Dominik, Watts Hold Out for ‘Blonde’

Andrew Dominik (Killing Them Softly) confirmed his plans to direct Naomi Watts in a long-rumoured, big-screen adaptation of Joyce Carol Oates’ novel, Blonde, in a recent interview with The Playlist. (It will be produced by Brad Pitt’s Plan B company.)

While I’m impressed by the talent involved, I still wish Oates’ story was more faithful to historical fact. Like many fans I’ve spoken to, I’m concerned that this movie – however well-intended – may only add to the misunderstandings about Marilyn’s life.

“‘I’m going to do this movie called Blonde,’ which is about Marilyn Monroe,’ Dominik said.

As to the scope of Blonde, don’t expect a Lincoln-like sliver of the troubled star’s life. ‘It’s about her whole life,’ Dominik said, definitively. ‘It starts when she’s seven and it ends when she dies.’ Dominik acknowledged that it will be based on the Pulitzer Prize and National Book Award nominated novel by Joyce Carol Oates, then clarified his approach to the material. ‘It’s sort of a Polanski descent-into-madness-type movie,’ Dominik explained. ‘It’s about this orphan girl who gets lost in the woods.’

Those comments echo his earlier description of the movie as an ’emotional nightmare fairy tale,’ and Dominik sounds genuinely excited about the project. ‘I love it,’ he said. ‘It’s my dream project and I’ve been working on it for years and years and years.’

When we asked Dominik if he was going to push, visually, into the realm of what-is-reality-what-is-fantasy, Dominik said yes. ‘It’s very pseudo-Freudian,’ he said. ‘The lines between fantasy and reality become very blurred in the story.’ About when the film will actually shoot, Dominik optimistically says, ‘I’d like to do it next year.’ He says he hasn’t hired a cinematographer yet, but that Naomi Watts — who was attached early on, but over the summer seemed like she might have to bow out — is still on board, although, as he said, ‘Anything can happen.’

We wondered though, if he has another project ready to go, should Blonde face another delay). Dominik says no. ‘It’s pretty much all about Marilyn at the moment,’ he said.”

‘White Rose’ and Other Stories

Black Dahlia & White Rose, a new short story collection by Joyce Carol Oates, will be published next month. The title story imagines an encounter between Elizabeth Short – the young woman murdered in Los Angeles in 1947, and known as The Black Dahlia – and a young Marilyn. It first appeared in a 2011 e-anthology, LA Noire, and you can read the story here. (My review is here.)

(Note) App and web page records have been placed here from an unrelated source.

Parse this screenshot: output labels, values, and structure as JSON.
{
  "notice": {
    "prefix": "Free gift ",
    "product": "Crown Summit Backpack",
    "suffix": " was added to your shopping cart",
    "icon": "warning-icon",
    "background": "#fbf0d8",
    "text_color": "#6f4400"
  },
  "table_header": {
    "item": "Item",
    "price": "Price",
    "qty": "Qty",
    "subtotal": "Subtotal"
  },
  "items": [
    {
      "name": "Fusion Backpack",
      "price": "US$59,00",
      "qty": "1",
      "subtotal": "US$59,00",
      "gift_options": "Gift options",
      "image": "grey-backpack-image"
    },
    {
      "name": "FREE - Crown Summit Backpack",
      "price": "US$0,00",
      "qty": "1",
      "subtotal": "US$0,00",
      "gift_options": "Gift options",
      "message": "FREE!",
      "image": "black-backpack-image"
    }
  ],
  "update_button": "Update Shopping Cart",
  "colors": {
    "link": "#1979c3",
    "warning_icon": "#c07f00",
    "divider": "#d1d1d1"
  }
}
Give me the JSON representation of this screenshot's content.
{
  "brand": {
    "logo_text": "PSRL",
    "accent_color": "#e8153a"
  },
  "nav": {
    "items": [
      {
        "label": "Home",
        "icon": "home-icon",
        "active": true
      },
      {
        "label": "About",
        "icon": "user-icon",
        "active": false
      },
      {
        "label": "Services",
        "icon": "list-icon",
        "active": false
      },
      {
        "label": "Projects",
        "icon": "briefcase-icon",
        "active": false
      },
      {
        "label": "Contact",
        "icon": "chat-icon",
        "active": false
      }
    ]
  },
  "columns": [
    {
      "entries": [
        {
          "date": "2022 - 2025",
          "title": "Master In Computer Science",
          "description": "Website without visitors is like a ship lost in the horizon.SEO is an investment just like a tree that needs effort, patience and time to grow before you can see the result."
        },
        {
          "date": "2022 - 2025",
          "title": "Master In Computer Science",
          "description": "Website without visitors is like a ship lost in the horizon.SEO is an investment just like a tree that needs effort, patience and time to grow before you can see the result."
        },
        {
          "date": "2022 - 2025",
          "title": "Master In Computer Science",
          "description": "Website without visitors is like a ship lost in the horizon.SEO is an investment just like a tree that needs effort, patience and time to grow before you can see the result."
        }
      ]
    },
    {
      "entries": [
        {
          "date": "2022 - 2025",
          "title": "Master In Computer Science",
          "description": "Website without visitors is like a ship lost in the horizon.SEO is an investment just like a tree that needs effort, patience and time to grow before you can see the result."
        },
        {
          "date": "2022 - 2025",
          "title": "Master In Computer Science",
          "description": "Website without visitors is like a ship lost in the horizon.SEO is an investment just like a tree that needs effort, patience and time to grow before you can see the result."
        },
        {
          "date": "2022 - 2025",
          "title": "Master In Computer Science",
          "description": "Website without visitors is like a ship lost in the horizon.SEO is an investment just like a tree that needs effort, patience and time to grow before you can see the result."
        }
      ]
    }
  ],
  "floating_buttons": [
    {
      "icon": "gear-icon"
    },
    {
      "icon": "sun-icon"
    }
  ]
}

Oates, author of the Marilyn-inspired novel, Blonde, spoke to the New York Times about her latest publication.

“The title story in your new collection, Black Dahlia & White Rose, was first published in conjunction with a bloody video game, L.A. Noire, which was noted for its narrative sophistication. Did you get a chance to play it?

No, but it sounds very imaginative and interesting, like you’re in a waking dream. I just don’t have the apparatus to see it. But we were all — the creators of the video game and I — inspired by the idea of Los Angeles in a certain period of time.

The ‘Black Dahlia’ here refers to Elizabeth Short, an aspiring actress who was gruesomely murdered in Los Angeles in 1947.

Yes, and if you’re interested in hard-boiled mystery, the Black Dahlia is like the Virgin Mary.

She was mutilated, her body cut in half. In your story, you assume her voice from beyond the grave.

Well, I’m very interested in voices. I also had my novel Blonde about Norma Jeane Baker, who becomes Marilyn Monroe, narrated by the posthumous Norma Jeane Baker.

Marilyn is also in this story; you imagine her as the Black Dahlia’s roommate. There have already been eight new books about Monroe just this year. Why do you think she endures?

After having had a high-profile but not necessarily successful career and then a disastrous ending, she became what we might call ‘iconic’, a sort of awkward word that means that people relate to the icon without any historical sense or intellectual comprehension of what it means.”